It argued that the atmosphere's 'capacity to absorb carbon dioxide without altering temperatures has been compromised because of heavy reliance on fossil fuels for energy'. The system 'simply cannot be sustained on current production and consumption patterns', admits the bank. 'A major transformation is needed,' it concludes.
Yet the bank, and the governments and businesses whose interests it represents, refuse to implement change. They argue that the only answer is more of the neo-liberal policies and subordination of the world to big business which have caused the crisis. This contradiction is not some insane conspiracy. It flows from the logic at the heart of global capitalism.
Those at the top of that system are unable to change course, even when they see the logic of their system driving the world towards disaster. In some cases those at the heads of giant firms, governments or global institutions can see no further than the immediate chase for markets and profits.
This stupidity can lead them to pursue actions aimed at short term gain. These undermine the very long term viability of their own profit making and the stability of the world in which they operate. To see examples of such people you need look no further than those around US president George W Bush.
But there are some at the top of capitalism who are more intelligent. They understand that capitalism can create extremes of wealth and poverty, and fuel bitterness which can erupt in ways which can threaten their future operations. They also recognise that capitalism can damage the environment, and has been responsible for climate change which could threaten the sustainability of their system.
The head of the oil company BP, Sir John Browne, is an example. He recognises the real threat, and the causes, of global warming. Browne has delivered serious lectures on environmental themes, and makes great play of BP's investment in renewable energy. Yet BP is the world's single biggest seller of petrol, and is set to expand further.
After a series of mergers and acquisitions last year its production of oil and gas leapt by 55 percent, its oil and gas reserves by 190 percent.
This gulf between rhetoric and practice comes from the pressures which every capitalist firm is subject to. John Browne himself says that the bottom line is, 'increasing sales, increasing margins and reducing costs'.
His firm is in competition with other oil firms for markets and profits. It has to maximise profits to satisfy those who own shares in the firm - mainly giant investment institutions. If BP fails to do this those investors will threaten to move their money to rival firms.
Those at the head of capitalist firms are compelled, on 'pain of extinction' as Karl Marx put it, to follow the logic of capitalism. They can change this or that aspect of their operations, or sometimes agree to take action which may hit immediate profits to help ensure future profit making. But there are real limits on this process. Capitalists can, of course, spot a market opportunity to make profit by, say, investment in renewable energy.
But they are subject to the central drive to make profit which ultimately overrides all else. This logic means capitalists press governments and global institutions to pursue policies which are aimed at helping that process, and block action which may challenge it. To secure the kind of change needed means a fundamental challenge to the system. Activists in the anti-capitalist movement who argue for such a challenge, for building more protests aimed at capitalism, its institutions and its summits are right.
And this is why those within the movement tempted to see the way forward as winning the ear of those at the top of the system are misguided.
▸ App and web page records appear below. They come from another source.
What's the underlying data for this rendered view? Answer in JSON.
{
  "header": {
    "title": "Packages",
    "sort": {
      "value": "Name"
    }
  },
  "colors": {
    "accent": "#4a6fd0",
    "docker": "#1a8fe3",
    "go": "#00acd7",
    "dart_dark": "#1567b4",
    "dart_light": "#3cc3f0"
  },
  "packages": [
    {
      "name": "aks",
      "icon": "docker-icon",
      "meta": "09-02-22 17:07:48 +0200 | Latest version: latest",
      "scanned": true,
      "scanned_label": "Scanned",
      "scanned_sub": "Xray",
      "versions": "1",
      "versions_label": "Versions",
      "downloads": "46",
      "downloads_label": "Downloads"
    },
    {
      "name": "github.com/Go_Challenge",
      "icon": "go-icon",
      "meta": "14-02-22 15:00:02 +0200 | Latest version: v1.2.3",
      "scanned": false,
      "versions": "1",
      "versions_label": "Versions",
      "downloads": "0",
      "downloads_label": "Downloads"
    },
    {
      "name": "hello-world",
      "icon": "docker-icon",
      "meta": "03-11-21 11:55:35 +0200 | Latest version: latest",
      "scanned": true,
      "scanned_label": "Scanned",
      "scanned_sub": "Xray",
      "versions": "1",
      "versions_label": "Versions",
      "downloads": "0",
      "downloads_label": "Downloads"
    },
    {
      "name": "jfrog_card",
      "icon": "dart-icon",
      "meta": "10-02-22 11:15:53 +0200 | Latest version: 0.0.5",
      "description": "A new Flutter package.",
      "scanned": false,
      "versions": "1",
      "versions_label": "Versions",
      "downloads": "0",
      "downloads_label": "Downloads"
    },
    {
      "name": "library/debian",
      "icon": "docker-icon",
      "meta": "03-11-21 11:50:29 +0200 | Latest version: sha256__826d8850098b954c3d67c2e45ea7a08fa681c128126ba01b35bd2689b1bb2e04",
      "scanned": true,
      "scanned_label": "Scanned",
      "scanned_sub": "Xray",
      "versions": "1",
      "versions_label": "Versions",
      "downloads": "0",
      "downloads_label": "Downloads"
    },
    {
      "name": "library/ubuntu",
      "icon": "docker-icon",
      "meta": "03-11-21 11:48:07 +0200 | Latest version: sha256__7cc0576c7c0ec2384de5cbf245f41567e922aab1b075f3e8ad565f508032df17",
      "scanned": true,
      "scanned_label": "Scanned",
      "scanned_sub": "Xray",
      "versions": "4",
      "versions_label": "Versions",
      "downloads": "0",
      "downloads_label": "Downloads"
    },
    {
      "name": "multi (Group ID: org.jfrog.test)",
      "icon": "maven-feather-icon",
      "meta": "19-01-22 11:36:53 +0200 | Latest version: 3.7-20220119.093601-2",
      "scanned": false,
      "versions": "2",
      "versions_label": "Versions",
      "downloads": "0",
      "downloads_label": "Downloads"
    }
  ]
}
But if the kind of challenge to the system that is needed is to be successful, it will take more than demonstrations.
That movement must link with the one force in society that has the power to successfully challenge the enormous power of global capitalism. That force is the billions of people who do all the work the system depends on, and suffer the daily exploitation and misery capitalism brings. They create all the wealth and profit the system depends on, and have the power to wrest it from those who control it now.
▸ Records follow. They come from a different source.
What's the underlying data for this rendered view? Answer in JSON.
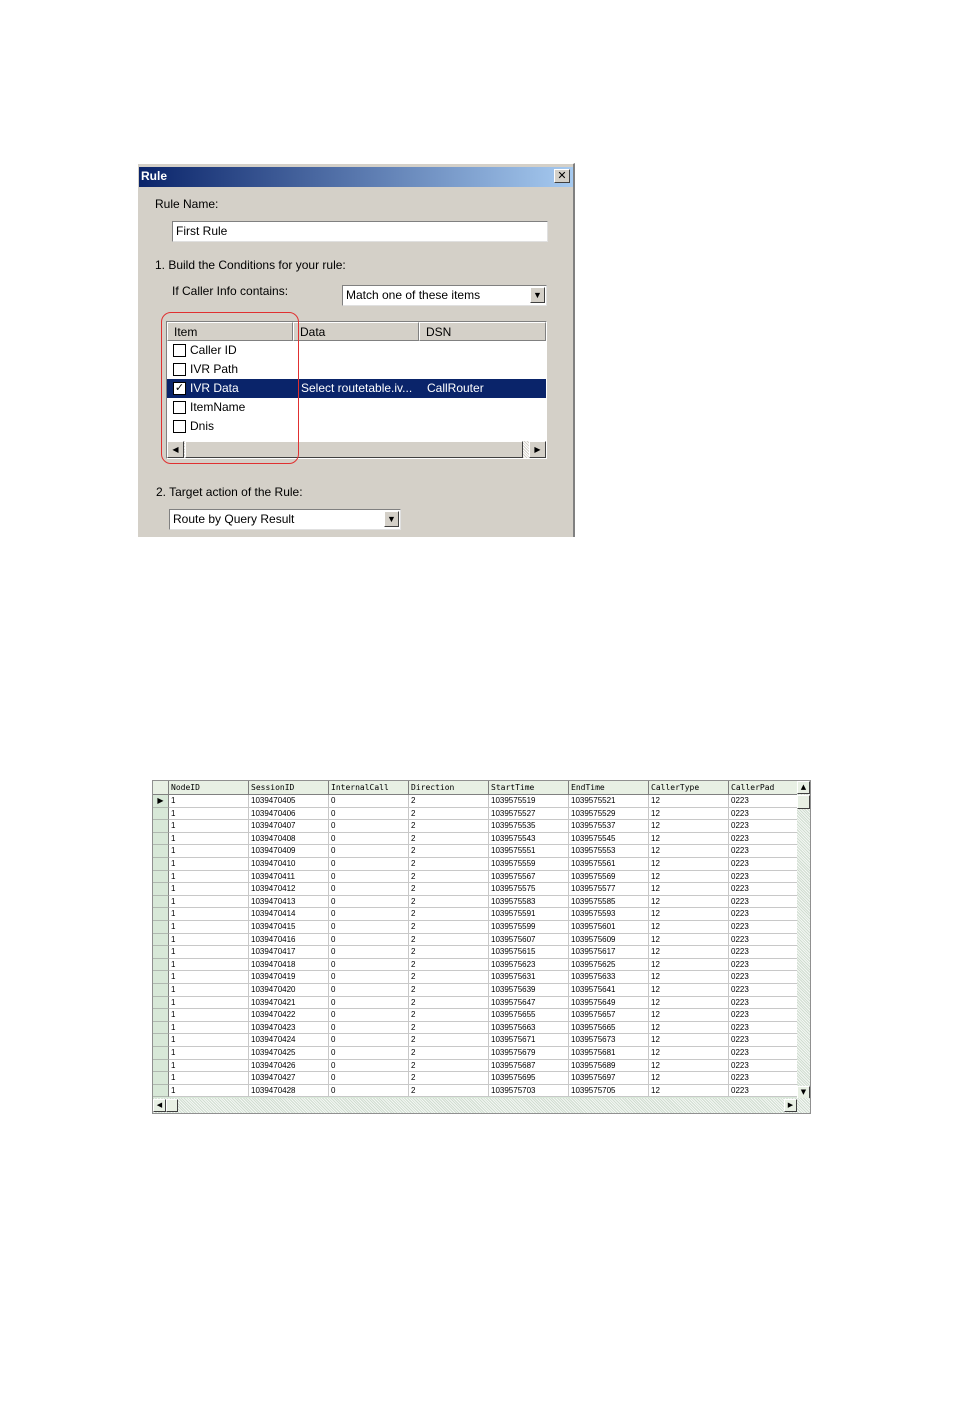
{
  "dialog": {
    "title": "Rule",
    "close_glyph": "✕",
    "rule_name_label": "Rule Name:",
    "rule_name_value": "First Rule",
    "step1_label": "1. Build the Conditions for your rule:",
    "caller_info_label": "If Caller Info contains:",
    "match_combo_value": "Match one of these items",
    "list": {
      "columns": [
        "Item",
        "Data",
        "DSN"
      ],
      "rows": [
        {
          "item": "Caller ID",
          "data": "",
          "dsn": "",
          "checked": false
        },
        {
          "item": "IVR Path",
          "data": "",
          "dsn": "",
          "checked": false
        },
        {
          "item": "IVR Data",
          "data": "Select routetable.iv...",
          "dsn": "CallRouter",
          "checked": true,
          "selected": true
        },
        {
          "item": "ItemName",
          "data": "",
          "dsn": "",
          "checked": false
        },
        {
          "item": "Dnis",
          "data": "",
          "dsn": "",
          "checked": false
        }
      ]
    },
    "step2_label": "2. Target action of the Rule:",
    "action_combo_value": "Route by Query Result",
    "highlight_color": "#e03030",
    "icons": {
      "checkbox": "checkbox-icon",
      "dropdown": "dropdown-arrow-icon",
      "scroll_left": "scroll-left-icon",
      "scroll_right": "scroll-right-icon",
      "close": "close-icon"
    }
  },
  "grid": {
    "columns": [
      "NodeID",
      "SessionID",
      "InternalCall",
      "Direction",
      "StartTime",
      "EndTime",
      "CallerType",
      "CallerPad"
    ],
    "current_row_marker": "▶",
    "rows": [
      [
        "1",
        "1039470405",
        "0",
        "2",
        "1039575519",
        "1039575521",
        "12",
        "0223"
      ],
      [
        "1",
        "1039470406",
        "0",
        "2",
        "1039575527",
        "1039575529",
        "12",
        "0223"
      ],
      [
        "1",
        "1039470407",
        "0",
        "2",
        "1039575535",
        "1039575537",
        "12",
        "0223"
      ],
      [
        "1",
        "1039470408",
        "0",
        "2",
        "1039575543",
        "1039575545",
        "12",
        "0223"
      ],
      [
        "1",
        "1039470409",
        "0",
        "2",
        "1039575551",
        "1039575553",
        "12",
        "0223"
      ],
      [
        "1",
        "1039470410",
        "0",
        "2",
        "1039575559",
        "1039575561",
        "12",
        "0223"
      ],
      [
        "1",
        "1039470411",
        "0",
        "2",
        "1039575567",
        "1039575569",
        "12",
        "0223"
      ],
      [
        "1",
        "1039470412",
        "0",
        "2",
        "1039575575",
        "1039575577",
        "12",
        "0223"
      ],
      [
        "1",
        "1039470413",
        "0",
        "2",
        "1039575583",
        "1039575585",
        "12",
        "0223"
      ],
      [
        "1",
        "1039470414",
        "0",
        "2",
        "1039575591",
        "1039575593",
        "12",
        "0223"
      ],
      [
        "1",
        "1039470415",
        "0",
        "2",
        "1039575599",
        "1039575601",
        "12",
        "0223"
      ],
      [
        "1",
        "1039470416",
        "0",
        "2",
        "1039575607",
        "1039575609",
        "12",
        "0223"
      ],
      [
        "1",
        "1039470417",
        "0",
        "2",
        "1039575615",
        "1039575617",
        "12",
        "0223"
      ],
      [
        "1",
        "1039470418",
        "0",
        "2",
        "1039575623",
        "1039575625",
        "12",
        "0223"
      ],
      [
        "1",
        "1039470419",
        "0",
        "2",
        "1039575631",
        "1039575633",
        "12",
        "0223"
      ],
      [
        "1",
        "1039470420",
        "0",
        "2",
        "1039575639",
        "1039575641",
        "12",
        "0223"
      ],
      [
        "1",
        "1039470421",
        "0",
        "2",
        "1039575647",
        "1039575649",
        "12",
        "0223"
      ],
      [
        "1",
        "1039470422",
        "0",
        "2",
        "1039575655",
        "1039575657",
        "12",
        "0223"
      ],
      [
        "1",
        "1039470423",
        "0",
        "2",
        "1039575663",
        "1039575665",
        "12",
        "0223"
      ],
      [
        "1",
        "1039470424",
        "0",
        "2",
        "1039575671",
        "1039575673",
        "12",
        "0223"
      ],
      [
        "1",
        "1039470425",
        "0",
        "2",
        "1039575679",
        "1039575681",
        "12",
        "0223"
      ],
      [
        "1",
        "1039470426",
        "0",
        "2",
        "1039575687",
        "1039575689",
        "12",
        "0223"
      ],
      [
        "1",
        "1039470427",
        "0",
        "2",
        "1039575695",
        "1039575697",
        "12",
        "0223"
      ],
      [
        "1",
        "1039470428",
        "0",
        "2",
        "1039575703",
        "1039575705",
        "12",
        "0223"
      ]
    ]
  }
}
There is hope for a sustainable future for the world and its people. It lies with linking the spirit of the anti-capitalist movement with the power and struggles of the global working class into a movement which can effect the fundamental change - a revolution - needed.